RECORDS FOR THE TASK

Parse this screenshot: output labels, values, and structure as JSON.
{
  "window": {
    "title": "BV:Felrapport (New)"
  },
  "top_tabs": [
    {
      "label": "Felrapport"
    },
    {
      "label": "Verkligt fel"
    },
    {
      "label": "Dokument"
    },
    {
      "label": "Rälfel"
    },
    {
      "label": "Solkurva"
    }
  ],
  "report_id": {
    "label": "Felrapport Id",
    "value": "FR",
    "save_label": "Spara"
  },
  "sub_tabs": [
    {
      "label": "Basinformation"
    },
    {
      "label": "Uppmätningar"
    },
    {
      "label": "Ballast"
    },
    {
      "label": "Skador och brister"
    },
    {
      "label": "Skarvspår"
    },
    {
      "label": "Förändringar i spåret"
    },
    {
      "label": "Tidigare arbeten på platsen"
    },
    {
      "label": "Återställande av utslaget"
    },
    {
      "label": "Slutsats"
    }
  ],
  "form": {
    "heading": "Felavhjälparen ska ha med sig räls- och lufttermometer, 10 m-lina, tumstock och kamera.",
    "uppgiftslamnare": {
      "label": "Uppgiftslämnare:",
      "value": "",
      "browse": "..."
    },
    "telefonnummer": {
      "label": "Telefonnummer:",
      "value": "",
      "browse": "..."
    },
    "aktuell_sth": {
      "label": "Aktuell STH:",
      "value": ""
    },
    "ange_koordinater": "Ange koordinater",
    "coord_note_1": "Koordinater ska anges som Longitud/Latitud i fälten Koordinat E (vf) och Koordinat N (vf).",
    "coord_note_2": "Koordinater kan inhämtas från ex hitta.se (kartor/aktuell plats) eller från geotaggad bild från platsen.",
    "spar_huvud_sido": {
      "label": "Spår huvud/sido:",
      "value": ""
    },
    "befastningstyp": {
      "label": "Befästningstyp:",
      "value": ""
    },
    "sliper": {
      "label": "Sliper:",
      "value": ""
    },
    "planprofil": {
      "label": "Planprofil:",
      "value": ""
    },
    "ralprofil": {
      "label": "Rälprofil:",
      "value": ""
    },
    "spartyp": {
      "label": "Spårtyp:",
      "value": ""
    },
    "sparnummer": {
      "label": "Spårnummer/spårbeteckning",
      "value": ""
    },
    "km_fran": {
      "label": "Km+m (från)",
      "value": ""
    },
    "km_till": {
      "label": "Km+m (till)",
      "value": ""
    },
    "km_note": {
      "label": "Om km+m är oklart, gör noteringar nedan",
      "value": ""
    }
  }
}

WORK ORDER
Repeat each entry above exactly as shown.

PROBLEM SOLUTION
Parse this screenshot: output labels, values, and structure as JSON.
{
  "window": {
    "title": "BV:Felrapport (New)"
  },
  "top_tabs": [
    {
      "label": "Felrapport"
    },
    {
      "label": "Verkligt fel"
    },
    {
      "label": "Dokument"
    },
    {
      "label": "Rälfel"
    },
    {
      "label": "Solkurva"
    }
  ],
  "report_id": {
    "label": "Felrapport Id",
    "value": "FR",
    "save_label": "Spara"
  },
  "sub_tabs": [
    {
      "label": "Basinformation"
    },
    {
      "label": "Uppmätningar"
    },
    {
      "label": "Ballast"
    },
    {
      "label": "Skador och brister"
    },
    {
      "label": "Skarvspår"
    },
    {
      "label": "Förändringar i spåret"
    },
    {
      "label": "Tidigare arbeten på platsen"
    },
    {
      "label": "Återställande av utslaget"
    },
    {
      "label": "Slutsats"
    }
  ],
  "form": {
    "heading": "Felavhjälparen ska ha med sig räls- och lufttermometer, 10 m-lina, tumstock och kamera.",
    "uppgiftslamnare": {
      "label": "Uppgiftslämnare:",
      "value": "",
      "browse": "..."
    },
    "telefonnummer": {
      "label": "Telefonnummer:",
      "value": "",
      "browse": "..."
    },
    "aktuell_sth": {
      "label": "Aktuell STH:",
      "value": ""
    },
    "ange_koordinater": "Ange koordinater",
    "coord_note_1": "Koordinater ska anges som Longitud/Latitud i fälten Koordinat E (vf) och Koordinat N (vf).",
    "coord_note_2": "Koordinater kan inhämtas från ex hitta.se (kartor/aktuell plats) eller från geotaggad bild från platsen.",
    "spar_huvud_sido": {
      "label": "Spår huvud/sido:",
      "value": ""
    },
    "befastningstyp": {
      "label": "Befästningstyp:",
      "value": ""
    },
    "sliper": {
      "label": "Sliper:",
      "value": ""
    },
    "planprofil": {
      "label": "Planprofil:",
      "value": ""
    },
    "ralprofil": {
      "label": "Rälprofil:",
      "value": ""
    },
    "spartyp": {
      "label": "Spårtyp:",
      "value": ""
    },
    "sparnummer": {
      "label": "Spårnummer/spårbeteckning",
      "value": ""
    },
    "km_fran": {
      "label": "Km+m (från)",
      "value": ""
    },
    "km_till": {
      "label": "Km+m (till)",
      "value": ""
    },
    "km_note": {
      "label": "Om km+m är oklart, gör noteringar nedan",
      "value": ""
    }
  }
}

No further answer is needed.